Asked whether the company’s initial location was also a catalyst for Ecopia’s growth, Jackson’s response was positive. “The Accelerator Centre in Waterloo allowed us to grow as a business with access to other startups to talk about growth and best practices. We also had strong mentorship from industry experts, and as a growing startup, that expertise was invaluable.”
Growing pains? Growing excitement!
Like many other startups, Ecopia has faced growth challenges, including access to talent, sustainable revenue, and customers. “These are the three biggest challenges for any new startup company, but we believed in our team, our business model, and our product,” shares Jackson.
Telecommunication firms, governments, NGOs, insurance companies, and logistics use their maps to determine where building footprints, roadways, greenspace and other features are located.
“There is an inadequate amount of accurate, up-to-date information of the Earth,” says Jackson. “Current sources do not provide adequate solutions for enterprise analysis and decision making.”

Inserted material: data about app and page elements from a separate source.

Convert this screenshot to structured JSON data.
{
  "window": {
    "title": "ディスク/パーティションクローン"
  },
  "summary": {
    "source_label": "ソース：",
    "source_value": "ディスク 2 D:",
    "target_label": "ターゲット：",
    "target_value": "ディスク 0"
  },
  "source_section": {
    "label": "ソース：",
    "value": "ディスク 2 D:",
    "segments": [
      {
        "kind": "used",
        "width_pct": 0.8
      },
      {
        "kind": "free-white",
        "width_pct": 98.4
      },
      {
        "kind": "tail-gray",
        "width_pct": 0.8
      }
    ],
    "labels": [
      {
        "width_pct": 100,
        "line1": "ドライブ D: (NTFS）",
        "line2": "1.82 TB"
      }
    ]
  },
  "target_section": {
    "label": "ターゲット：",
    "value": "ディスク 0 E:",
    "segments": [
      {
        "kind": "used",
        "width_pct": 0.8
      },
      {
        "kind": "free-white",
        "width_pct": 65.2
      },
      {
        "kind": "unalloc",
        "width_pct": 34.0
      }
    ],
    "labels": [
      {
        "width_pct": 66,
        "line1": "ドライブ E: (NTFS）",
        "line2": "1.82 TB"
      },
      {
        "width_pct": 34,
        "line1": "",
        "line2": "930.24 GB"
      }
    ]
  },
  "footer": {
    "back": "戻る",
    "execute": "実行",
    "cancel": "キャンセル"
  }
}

The company’s artificial intelligence technique is currently an industry leader, specializing in extracting information from big geospatial data.
“We are leading the charge in how AI can be used to create high-definition vector maps at scale,” says Jackson.
Their advancements in machine learning can convert high-resolution Earth imagery into vector maps with a production capacity of more than 40 million building footprints per month, an unmatched capability that maintains 95% accuracy.
In addition to their products, Emily tells us what else makes them proud to be startup. “We have doubled in size and revenue year over year since incorporating as a business, all while being primary bootstrapped and not taking on any outside funding,” she says. “We have big plans for international expansion and product-line growth.”
Unscrambling the Buzzwords
John McCarthy, computer scientist at Stanford University, first coined the term “artificial intelligence” in 1955, defining it as, “the science and engineering of making intelligent machines, especially intelligent computer programs.”
Machines are intelligent when they can replicate human cognitive skills such as forming categories, recognizing patterns, and solving problems.
For machines to achieve artificial intelligence, computer programmers must create algorithms that can scan and organize input data to train and teach the machines to perform tasks. This method is called machine learning, the most basic of all AI techniques.
Several other AI methods have since been developed, including neural network, a process that mimics how the human brain learns by using interconnected nodes to process data. Its more sophisticated version is called deep learning, which uses multiple layers of neural networks so that computers can analyze bigger datasets. With the advent of big geospatial data, there are far more inputs for AI machines to train on and improve their accuracy.
And due to AI’s ability to handle big datasets such as imagery, computer vision is currently one of the hottest geospatial applications. With computer vision technology, machines can be taught to “see” real-world objects from images, thus allowing companies like Mapillary to identify roads from street photos, Ecopia to extract built-up areas from satellite imagery, and VOXELGRID to recognize construction materials from a point cloud.